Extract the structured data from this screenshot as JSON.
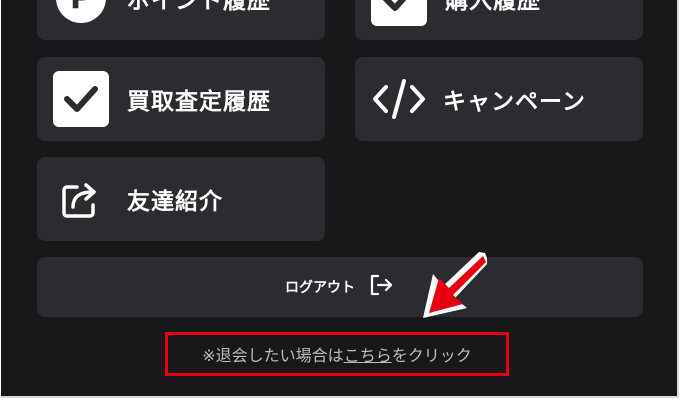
{
  "menu": {
    "point_history_label": "ポイント履歴",
    "purchase_history_label": "購入履歴",
    "buyback_history_label": "買取査定履歴",
    "campaign_label": "キャンペーン",
    "referral_label": "友達紹介"
  },
  "logout": {
    "label": "ログアウト"
  },
  "notice": {
    "prefix": "※退会したい場合は",
    "link_text": "こちら",
    "suffix": "をクリック"
  },
  "colors": {
    "background": "#18181a",
    "tile": "#2b2c2f",
    "text": "#ffffff",
    "notice_text": "#bdbdbd",
    "highlight": "#e60012"
  },
  "icons": {
    "point_history": "point-p-icon",
    "purchase_history": "checkbox-icon",
    "buyback_history": "checkbox-icon",
    "campaign": "code-icon",
    "referral": "share-icon",
    "logout": "logout-arrow-icon"
  }
}
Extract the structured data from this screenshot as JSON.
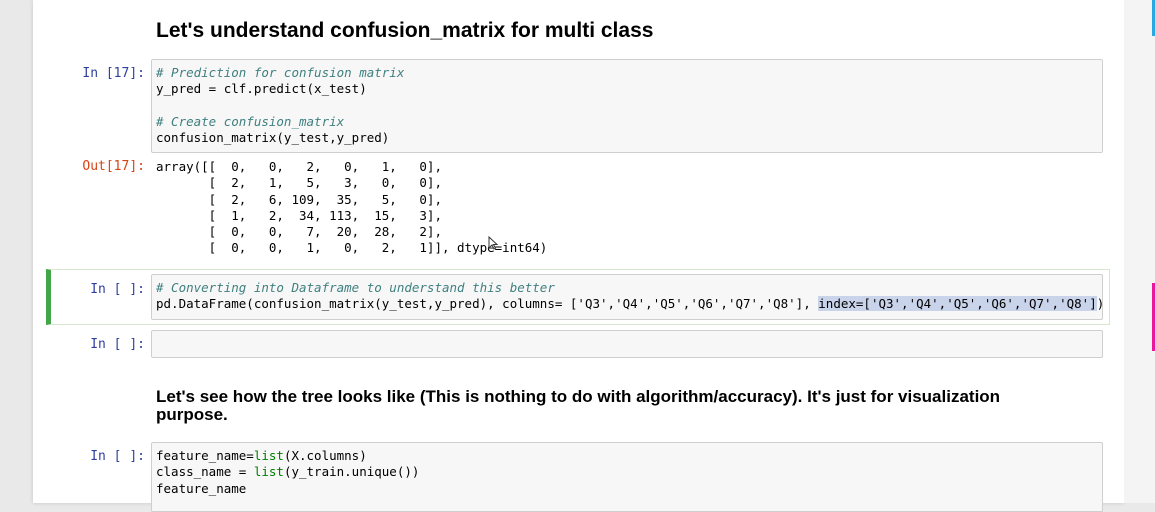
{
  "headings": {
    "h1": "Let's understand confusion_matrix for multi class",
    "h2": "Let's see how the tree looks like (This is nothing to do with algorithm/accuracy). It's just for visualization purpose."
  },
  "cells": {
    "c17": {
      "prompt": "In [17]:",
      "comment1": "# Prediction for confusion matrix",
      "line2": "y_pred = clf.predict(x_test)",
      "comment2": "# Create confusion_matrix",
      "line4": "confusion_matrix(y_test,y_pred)"
    },
    "out17": {
      "prompt": "Out[17]:",
      "rows": [
        "array([[  0,   0,   2,   0,   1,   0],",
        "       [  2,   1,   5,   3,   0,   0],",
        "       [  2,   6, 109,  35,   5,   0],",
        "       [  1,   2,  34, 113,  15,   3],",
        "       [  0,   0,   7,  20,  28,   2],",
        "       [  0,   0,   1,   0,   2,   1]], dtype=int64)"
      ]
    },
    "cDF": {
      "prompt": "In [ ]:",
      "comment": "# Converting into Dataframe to understand this better",
      "code_a": "pd.DataFrame(confusion_matrix(y_test,y_pred), columns= ['Q3','Q4','Q5','Q6','Q7','Q8'], ",
      "code_b": "index=['Q3','Q4','Q5','Q6','Q7','Q8']",
      "code_c": ")"
    },
    "cEmpty": {
      "prompt": "In [ ]:"
    },
    "cTree": {
      "prompt": "In [ ]:",
      "line1a": "feature_name=",
      "line1b": "list",
      "line1c": "(X.columns)",
      "line2a": "class_name = ",
      "line2b": "list",
      "line2c": "(y_train.unique())",
      "line3": "feature_name"
    }
  },
  "colors": {
    "prompt_in": "#303f9f",
    "prompt_out": "#d84315",
    "selected_border": "#42a547",
    "comment": "#408080"
  }
}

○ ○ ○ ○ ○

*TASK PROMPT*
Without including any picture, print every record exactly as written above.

*REPLY*
Extract the structured data from this screenshot as JSON.
{
  "menu": {
    "point_history_label": "ポイント履歴",
    "purchase_history_label": "購入履歴",
    "buyback_history_label": "買取査定履歴",
    "campaign_label": "キャンペーン",
    "referral_label": "友達紹介"
  },
  "logout": {
    "label": "ログアウト"
  },
  "notice": {
    "prefix": "※退会したい場合は",
    "link_text": "こちら",
    "suffix": "をクリック"
  },
  "colors": {
    "background": "#18181a",
    "tile": "#2b2c2f",
    "text": "#ffffff",
    "notice_text": "#bdbdbd",
    "highlight": "#e60012"
  },
  "icons": {
    "point_history": "point-p-icon",
    "purchase_history": "checkbox-icon",
    "buyback_history": "checkbox-icon",
    "campaign": "code-icon",
    "referral": "share-icon",
    "logout": "logout-arrow-icon"
  }
}
Extract the structured data from this screenshot as JSON.
{
  "headings": {
    "h1": "Let's understand confusion_matrix for multi class",
    "h2": "Let's see how the tree looks like (This is nothing to do with algorithm/accuracy). It's just for visualization purpose."
  },
  "cells": {
    "c17": {
      "prompt": "In [17]:",
      "comment1": "# Prediction for confusion matrix",
      "line2": "y_pred = clf.predict(x_test)",
      "comment2": "# Create confusion_matrix",
      "line4": "confusion_matrix(y_test,y_pred)"
    },
    "out17": {
      "prompt": "Out[17]:",
      "rows": [
        "array([[  0,   0,   2,   0,   1,   0],",
        "       [  2,   1,   5,   3,   0,   0],",
        "       [  2,   6, 109,  35,   5,   0],",
        "       [  1,   2,  34, 113,  15,   3],",
        "       [  0,   0,   7,  20,  28,   2],",
        "       [  0,   0,   1,   0,   2,   1]], dtype=int64)"
      ]
    },
    "cDF": {
      "prompt": "In [ ]:",
      "comment": "# Converting into Dataframe to understand this better",
      "code_a": "pd.DataFrame(confusion_matrix(y_test,y_pred), columns= ['Q3','Q4','Q5','Q6','Q7','Q8'], ",
      "code_b": "index=['Q3','Q4','Q5','Q6','Q7','Q8']",
      "code_c": ")"
    },
    "cEmpty": {
      "prompt": "In [ ]:"
    },
    "cTree": {
      "prompt": "In [ ]:",
      "line1a": "feature_name=",
      "line1b": "list",
      "line1c": "(X.columns)",
      "line2a": "class_name = ",
      "line2b": "list",
      "line2c": "(y_train.unique())",
      "line3": "feature_name"
    }
  },
  "colors": {
    "prompt_in": "#303f9f",
    "prompt_out": "#d84315",
    "selected_border": "#42a547",
    "comment": "#408080"
  }
}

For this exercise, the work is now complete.